Exceptions are events that cannot be handled by an information system by following normal processing rules. Exceptions arise for two main re...

Exception-Based Approach for Information Systems Evaluation: The Method and its Benefits to...  

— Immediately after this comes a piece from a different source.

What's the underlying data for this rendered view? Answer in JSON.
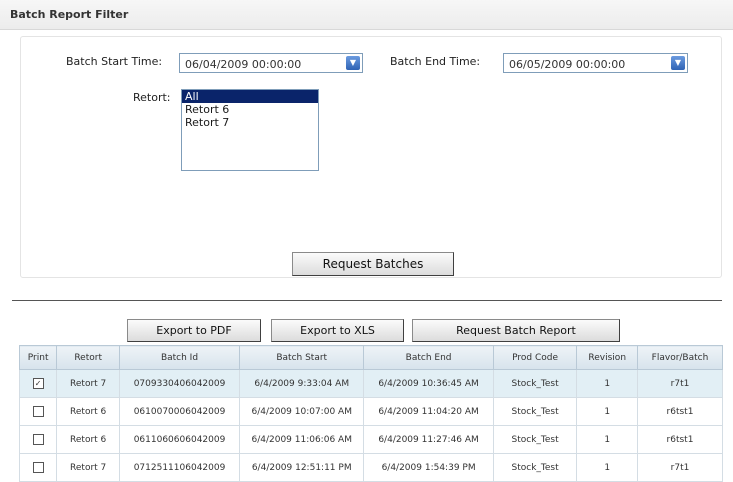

Exceptions are events that cannot be handled by an information system by following normal processing rules. Exceptions arise for two main re...